Bhikkhu Bodhi notes, "The nagas are a class of dragonlike beings in Indian mythology believed to inhabit the nether regions of the earth, and to be the guardians of hidden treasures. The word comes to represent any gigantic or powerful creature, such as a tusker elephant, or a cobra, and, by extension, an arahant bhikkhu. See Dhammpapda Chapter 23: Nagavagga."

It's very difficult for me to not see proto-kundalini symbolism here.
    "And how is it, bhikkhus, that by protecting oneself one protects others? By the pursuit, development, and cultivation of the four establishments of mindfulness. It is in such a way that by protecting oneself one protects others.

    "And how is it, bhikkhus, that by protecting others one protects oneself? By patience, harmlessness, goodwill, and sympathy. It is in such a way that by protecting others one protects oneself.
- Sedaka Sutta [SN 47.19]
User avatar
daverupa
 
Posts: 4073
Joined: Mon Jan 31, 2011 6:58 pm

Re: The Snake

Postby James the Giant » Sat Dec 15, 2012 4:07 pm

Hmm, reading that quote, I wonder how Ajahn Chah would respond to Goenkaji's oft-repeated injunction; Be Happy.
Maybe Ajahn Chah is speaking more to monastics, and Goenkaji more to laypeople.
I think they'd definitely like each other on a personal level, they're both charismatic, funny, and wise.
Best wishes for your situation Ben.
Then,
saturated with joy,
you will put an end to suffering and stress.
SN 9.11
User avatar
James the Giant
 
Posts: 775
Joined: Sat Oct 17, 2009 6:41 am
Location: Perth, Australia

Re: The Snake

Postby SarathW » Mon Dec 17, 2012 2:11 am

SarathW
 
Posts: 1803
Joined: Mon Sep 10, 2012 2:49 am

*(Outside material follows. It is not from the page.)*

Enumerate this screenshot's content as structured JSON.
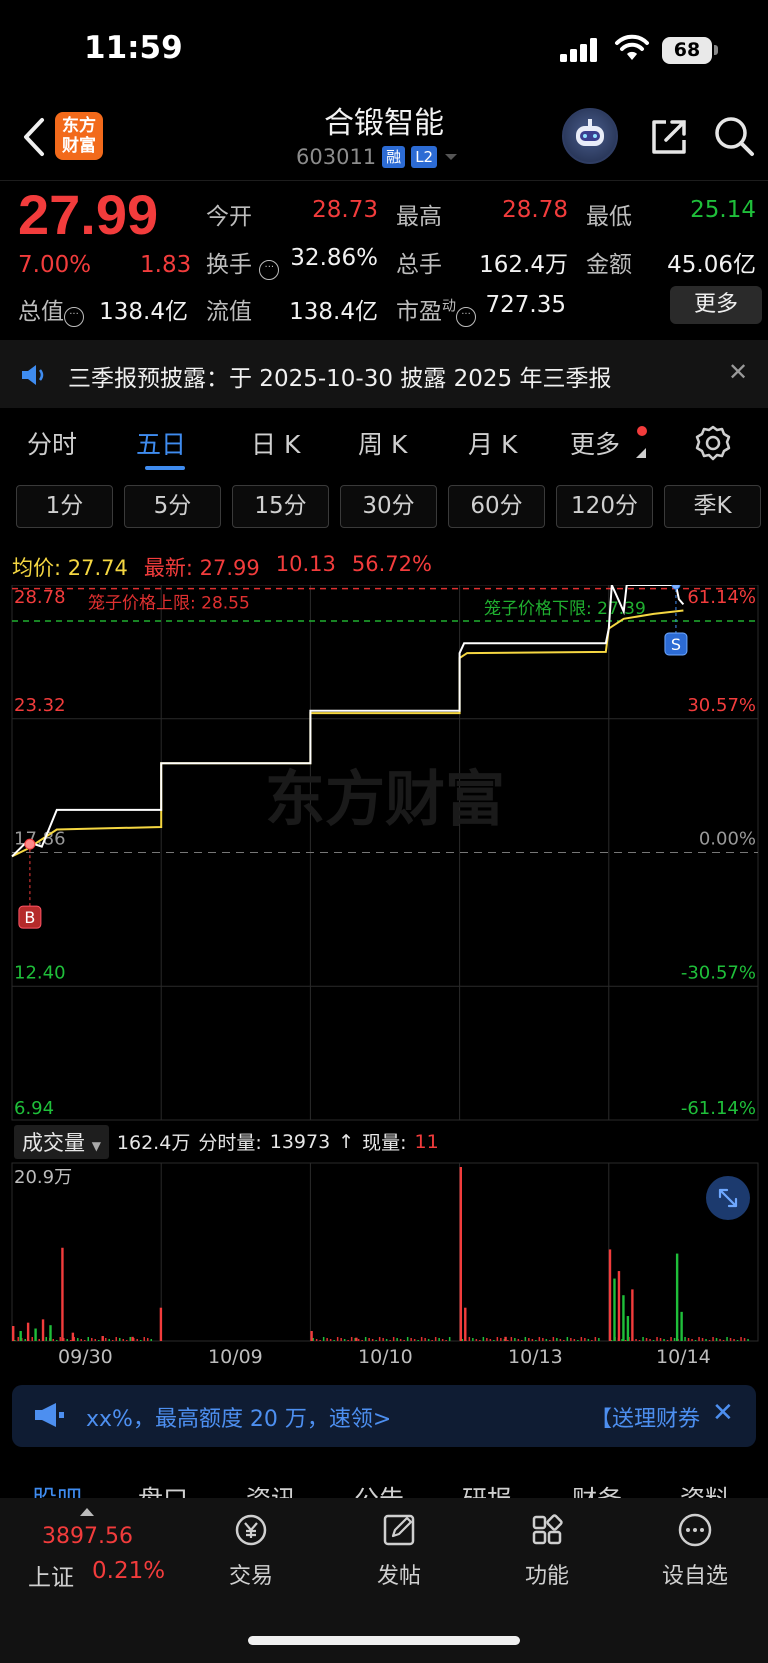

Return to General Theravāda discussion

Who is online

Users browsing this forum: BlueWolf, Nicolas, Pakow Chris and 15 guests